A useful way I’ve found for getting past this (and on a side note: a good way to choose what articles or books to read in the first place) is to ask yourself what type of information would be helpful in forming your opinion or what result would change your mind– or in other words, what questions would you expect the author to answer if s/he were to thoroughly and honestly provide answers to true journalistic arguments? If the author doesn’t answer these basic questions, regardless of the data or conclusions they do provide, you can feel confident in dismissing the piece in lieu of another that is be more complete. Because, as renowned British economist Ronald H. Coase noted, “If you torture the data long enough, it will confess to anything.”

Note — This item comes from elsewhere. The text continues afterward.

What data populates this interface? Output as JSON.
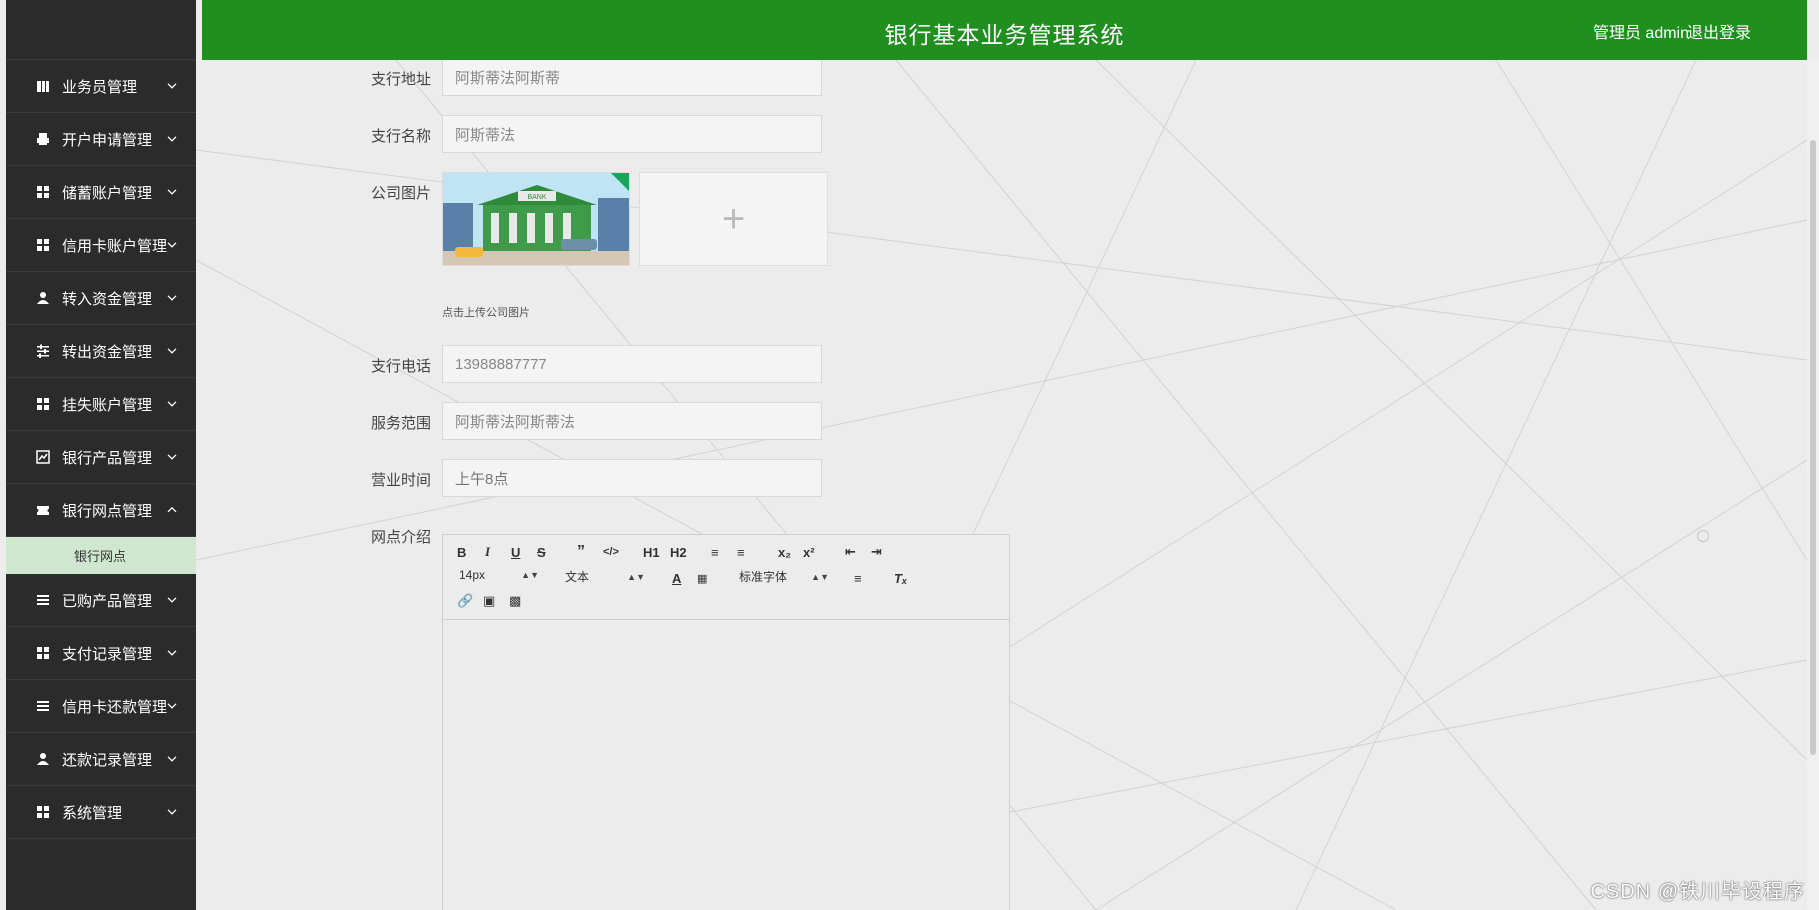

In the case of COVID-19 for example, I don’t just want to know about new cases, as that doesn’t say enough. What is helpful is seeing the data for available testing capacity, the rise in tests vs. the rise in cases (did one outpace the other?), R-naught, insights into self-selection in testing, hospitalizations per 100,000 people, data by age groups and co-morbidity, insights into long-term effects of the disease, and so on. Whenever a stance on a topic divides along party lines, for example, you can be sure that the answer isn’t owned by either side, but rather it is likely located somewhere near the center.
Both the Dunning-Kruger and Gell-Mann Amnesia effects are frameworks for understanding how we can think better– and they’re begging us to take back our mental sovereignty and think for ourselves.
Conclusion and Useful Frameworks
Opinions are useful. Keep them and don’t worry about them being wrong. Yet, a good rule-of-thumb is to measure the importance of an opinion on a longer-term horizon– say, one year. For example, you can ask yourself the following for every dearly-held opinion: “If this view is eventually determined to be completely backwards, would this have an adverse effect either way on me or those around me?” “No” in the case of “The Green Bay Packers are a better football team than the Chicago Bears.” “Yes” in the case of “Good diet and exercise is a myth.” Don’t worry about challenging opinions of no consequence, but do worry about challenging those that will have long-term effects, good or bad.
Go beyond your ego. Avoid the tendency to live in memes, even though they can be quite entertaining “zingers.” Steel-man the other viewpoint and try to come to an objective conclusion based on new and better information– and don’t be afraid to adjust your opinions based on this. Human beings have a tendency to not like to admit when we’re wrong. Yet we’re the most free when we’re able to freely adjust our thinking.
You may be smarter than you think you are (but most of us aren’t). Don’t confuse authority and experience with intelligence or being unbiased. Think for yourself and don’t base your stance on whether or not you’ve gone against the grain. Embrace “slow journalism” and draw from a variety of sources including history, science, philosophy, mathematics, psychology, technology and networks, art, et cetera… and simply thinking for yourself.